Using the Canadian Capital Markets as a Platform for International Growth
Certain transactions highlighted the potential to take advantage of more favourable market conditions in Canada in order to finance assets or operations abroad. For example, we saw a new spin on an old concept with IPOs by Eagle Energy Trust and Parallel Energy Trust. These transactions revived the Canadian income trust structure to acquire and hold oil and gas assets located entirely outside Canada – thus avoiding the application of Canadian SIFT taxation rules. This structure was extended to the real estate sector with the IPO of Dundee International REIT. This offering, which was completed in early August as market conditions began to deteriorate, was the largest ever Canadian real estate IPO in terms of total funds raised from the public. In addition to being notable for where the REIT’s initial portfolio of real estate was located (Germany, in that case), the transaction also demonstrated that a Canadian IPO could be used as a structure to partially finance the acquisition of assets from a third party seller, making this an alternative to a traditional acquisition by a strategic purchaser. More generally, these offerings were examples of Canadian management teams using the Canadian capital markets to develop international opportunities – marrying Canadian intellectual capital and financial capital to “go global”. However, for these and other issuers who managed to complete their financings while the market window was open, good timing was also important.
Swisher Hygiene Inc., a U.S. business providing hygiene and sanitation products, took a different approach in order to access the Canadian markets. Swisher acquired Canadian public company CoolBrands International Inc. in a reverse take-over in late 2010. The Swisher transaction allowed a private U.S. business to access capital through a Canadian exchange listing as the first step in a strategy that would see Swisher ultimately become a U.S. public company. After completing its reverse take-over, Swisher redomiciled as a Delaware corporation, obtained a NASDAQ listing in early 2011 and completed several financings and acquisitions using its stock as currency. Swisher is now one of the largest U.S. businesses to be listed on the TSX and, in 2011, was cited by the Wall Street Journal as the most acquisitive company in the United States.

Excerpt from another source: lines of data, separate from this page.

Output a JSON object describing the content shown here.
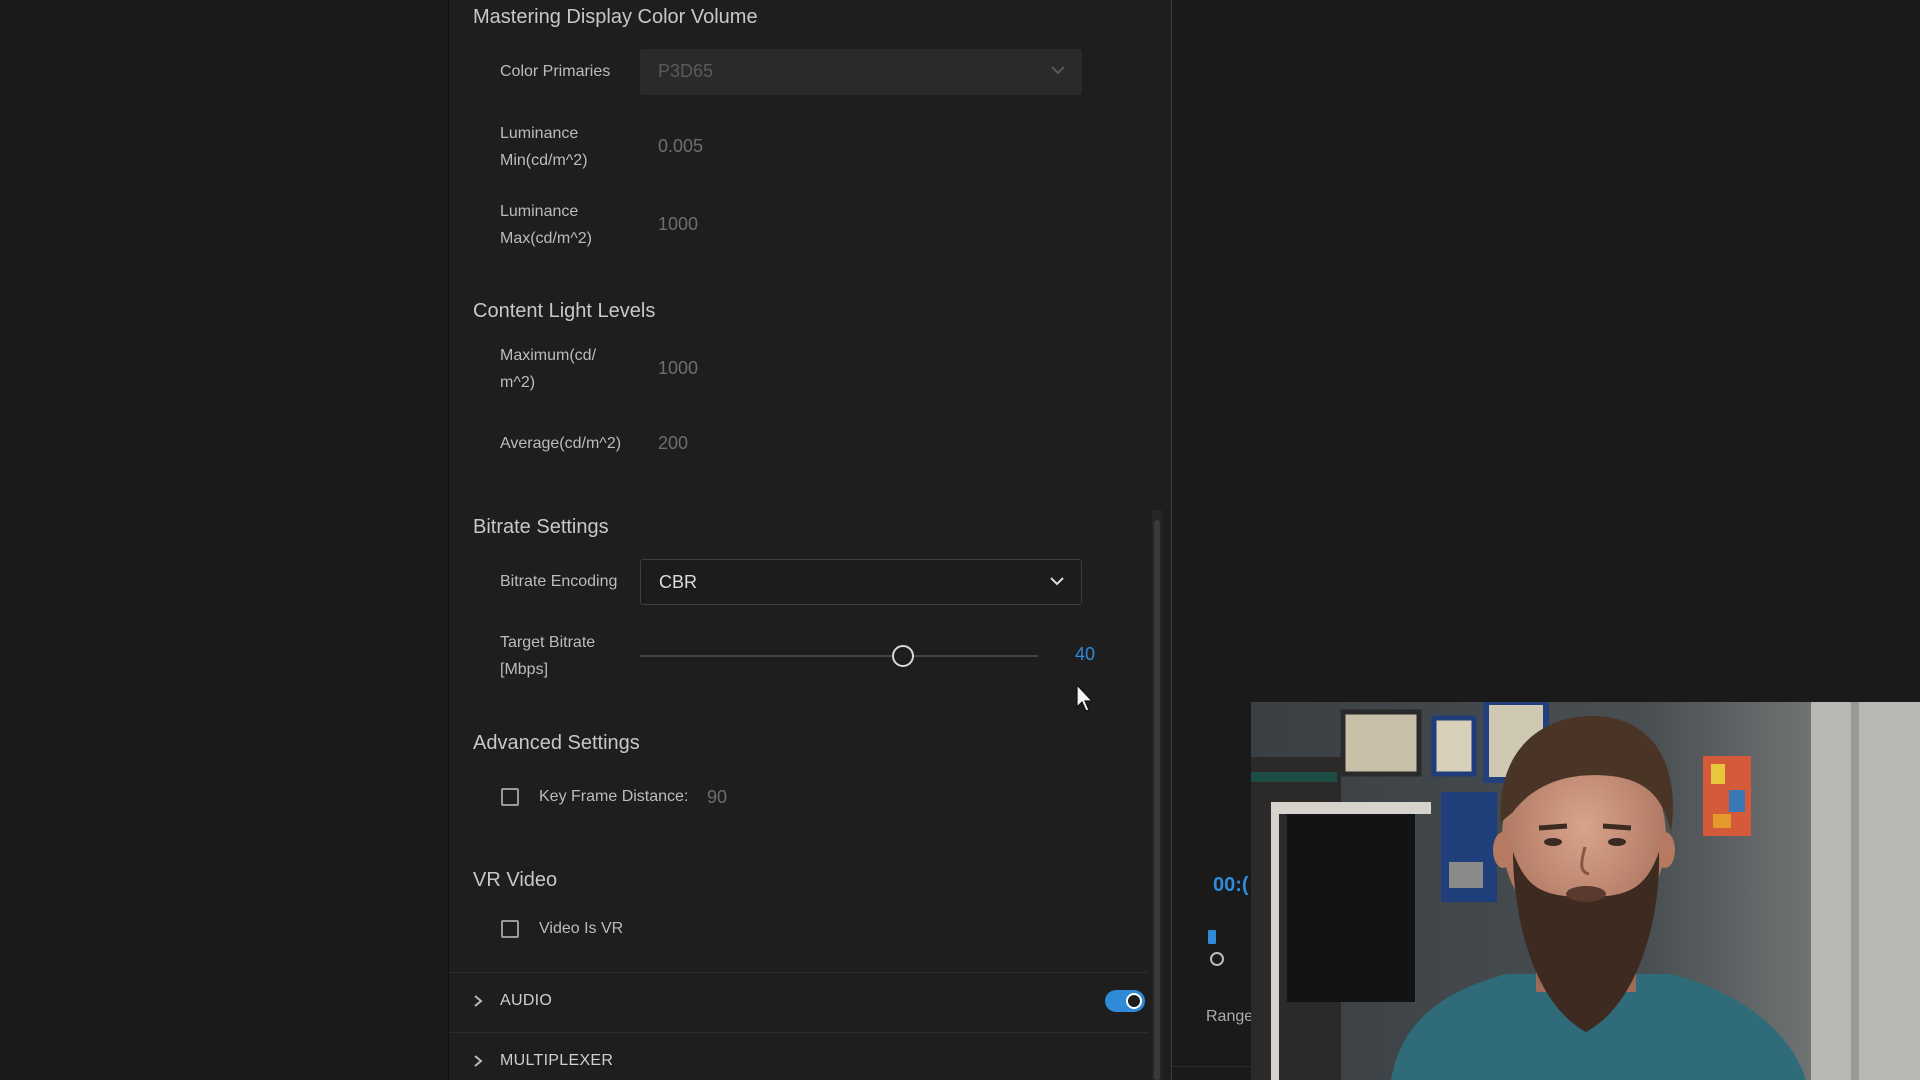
{
  "mastering": {
    "title": "Mastering Display Color Volume",
    "color_primaries_label": "Color Primaries",
    "color_primaries_value": "P3D65",
    "lum_min_label_1": "Luminance",
    "lum_min_label_2": "Min(cd/m^2)",
    "lum_min_value": "0.005",
    "lum_max_label_1": "Luminance",
    "lum_max_label_2": "Max(cd/m^2)",
    "lum_max_value": "1000"
  },
  "content_light": {
    "title": "Content Light Levels",
    "max_label_1": "Maximum(cd/",
    "max_label_2": "m^2)",
    "max_value": "1000",
    "avg_label": "Average(cd/m^2)",
    "avg_value": "200"
  },
  "bitrate": {
    "title": "Bitrate Settings",
    "encoding_label": "Bitrate Encoding",
    "encoding_value": "CBR",
    "target_label_1": "Target Bitrate",
    "target_label_2": "[Mbps]",
    "target_value": "40",
    "target_fraction": 0.66
  },
  "advanced": {
    "title": "Advanced Settings",
    "keyframe_label": "Key Frame Distance:",
    "keyframe_value": "90"
  },
  "vr": {
    "title": "VR Video",
    "video_is_vr_label": "Video Is VR"
  },
  "groups": {
    "audio_label": "AUDIO",
    "audio_enabled": true,
    "multiplexer_label": "MULTIPLEXER"
  },
  "source_panel": {
    "timecode": "00:(",
    "range_label": "Range"
  },
  "colors": {
    "accent": "#2f8bd8",
    "panel_bg": "#1e1e1e",
    "app_bg": "#1a1a1a"
  }
}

Greater Regulatory Scrutiny of Foreign Businesses
While the TSX and TSX-V continue to attract listings from international issuers, several high profile incidents in 2011 did put a spotlight on issuers with foreign assets. The OSC’s investigation of Sino Forest and Zungui Haixi (the Chinese maker of sportswear and footwear), together with the SEC’s approval of new rules for companies entering the U.S. market by way of reverse merger, highlighted some of the regulatory challenges associated with foreign businesses. These incidents are sure to result in greater regulatory scrutiny of any first time issuer with significant assets outside North America. Nevertheless, they should not obscure the most important reason why a reverse take-over or other alternative listing transaction should be considered by an issuer – they are less susceptible to changes in market conditions as compared with a traditional IPO. In uncertain times, issuers seeking a liquidity transaction should keep all options on the table.